*** Data supplied ***
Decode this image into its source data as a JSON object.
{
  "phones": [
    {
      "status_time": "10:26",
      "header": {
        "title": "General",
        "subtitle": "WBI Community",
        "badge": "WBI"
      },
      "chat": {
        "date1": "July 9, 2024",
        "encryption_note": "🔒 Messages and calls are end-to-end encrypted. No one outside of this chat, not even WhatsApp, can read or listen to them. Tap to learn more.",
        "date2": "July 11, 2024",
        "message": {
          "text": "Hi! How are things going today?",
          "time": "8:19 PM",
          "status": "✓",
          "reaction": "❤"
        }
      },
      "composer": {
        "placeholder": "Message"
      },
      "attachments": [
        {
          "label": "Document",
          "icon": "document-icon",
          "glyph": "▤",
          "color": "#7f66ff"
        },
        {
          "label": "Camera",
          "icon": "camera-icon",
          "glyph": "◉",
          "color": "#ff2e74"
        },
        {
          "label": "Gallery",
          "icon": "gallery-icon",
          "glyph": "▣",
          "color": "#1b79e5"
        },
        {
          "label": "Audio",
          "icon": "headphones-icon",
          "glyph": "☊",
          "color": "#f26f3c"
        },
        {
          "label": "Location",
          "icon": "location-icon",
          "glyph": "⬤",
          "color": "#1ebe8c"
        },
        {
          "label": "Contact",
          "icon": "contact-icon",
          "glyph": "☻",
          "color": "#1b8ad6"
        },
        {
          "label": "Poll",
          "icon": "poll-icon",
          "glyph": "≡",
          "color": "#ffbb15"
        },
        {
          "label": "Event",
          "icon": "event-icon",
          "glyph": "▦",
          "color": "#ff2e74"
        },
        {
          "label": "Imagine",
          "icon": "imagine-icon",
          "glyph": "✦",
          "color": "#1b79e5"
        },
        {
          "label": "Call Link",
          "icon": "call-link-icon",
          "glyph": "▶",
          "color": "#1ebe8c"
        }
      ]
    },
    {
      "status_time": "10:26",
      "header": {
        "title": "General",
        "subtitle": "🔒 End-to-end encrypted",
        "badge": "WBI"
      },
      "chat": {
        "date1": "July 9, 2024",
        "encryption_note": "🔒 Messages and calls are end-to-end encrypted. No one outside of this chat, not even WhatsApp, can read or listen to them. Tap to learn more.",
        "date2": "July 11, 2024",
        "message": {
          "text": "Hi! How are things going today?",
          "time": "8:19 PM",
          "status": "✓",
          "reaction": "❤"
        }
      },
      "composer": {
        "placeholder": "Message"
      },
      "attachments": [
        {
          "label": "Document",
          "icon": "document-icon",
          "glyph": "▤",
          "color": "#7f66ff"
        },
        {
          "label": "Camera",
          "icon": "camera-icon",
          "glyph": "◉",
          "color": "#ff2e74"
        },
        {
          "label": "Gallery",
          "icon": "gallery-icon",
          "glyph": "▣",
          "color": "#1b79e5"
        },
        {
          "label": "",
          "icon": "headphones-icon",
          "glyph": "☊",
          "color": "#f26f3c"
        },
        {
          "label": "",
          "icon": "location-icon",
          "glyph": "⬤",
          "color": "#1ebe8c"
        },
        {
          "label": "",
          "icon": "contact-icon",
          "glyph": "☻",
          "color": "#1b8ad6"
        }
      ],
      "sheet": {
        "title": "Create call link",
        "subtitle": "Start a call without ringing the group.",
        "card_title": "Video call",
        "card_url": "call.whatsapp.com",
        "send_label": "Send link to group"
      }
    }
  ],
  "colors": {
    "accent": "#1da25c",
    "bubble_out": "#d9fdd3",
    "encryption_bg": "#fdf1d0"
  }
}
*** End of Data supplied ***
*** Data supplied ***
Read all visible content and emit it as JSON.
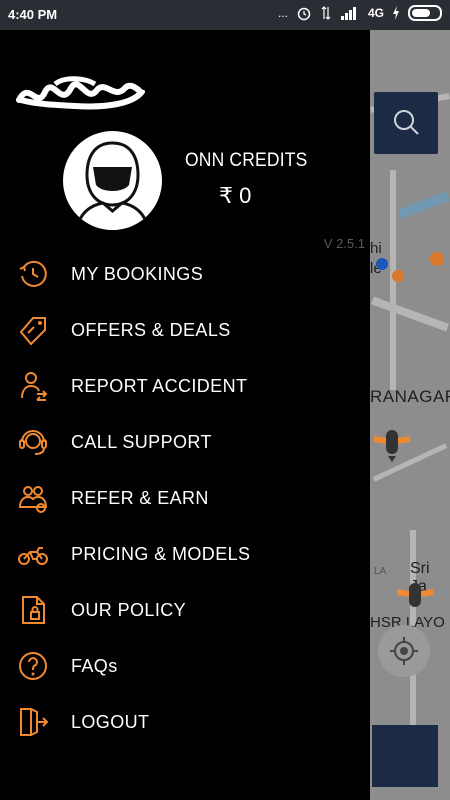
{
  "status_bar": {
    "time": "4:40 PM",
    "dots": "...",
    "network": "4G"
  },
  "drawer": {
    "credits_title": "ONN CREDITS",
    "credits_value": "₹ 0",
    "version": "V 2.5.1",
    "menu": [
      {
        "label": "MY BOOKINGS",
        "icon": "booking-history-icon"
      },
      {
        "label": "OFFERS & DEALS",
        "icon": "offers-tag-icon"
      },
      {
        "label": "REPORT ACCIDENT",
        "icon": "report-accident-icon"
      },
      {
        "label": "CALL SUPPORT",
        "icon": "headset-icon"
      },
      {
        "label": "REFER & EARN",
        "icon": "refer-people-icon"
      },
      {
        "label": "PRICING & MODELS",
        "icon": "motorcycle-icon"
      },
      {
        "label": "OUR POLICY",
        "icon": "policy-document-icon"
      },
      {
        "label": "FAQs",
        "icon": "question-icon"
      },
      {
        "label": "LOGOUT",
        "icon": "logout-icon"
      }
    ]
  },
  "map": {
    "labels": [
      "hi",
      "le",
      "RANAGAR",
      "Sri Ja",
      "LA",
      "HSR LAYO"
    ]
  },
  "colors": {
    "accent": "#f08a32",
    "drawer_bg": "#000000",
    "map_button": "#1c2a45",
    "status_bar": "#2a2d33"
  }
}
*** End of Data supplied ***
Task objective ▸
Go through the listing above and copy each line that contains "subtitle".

Solution to this exercise ▸
        "subtitle": "WBI Community",
        "subtitle": "🔒 End-to-end encrypted",
        "subtitle": "Start a call without ringing the group.",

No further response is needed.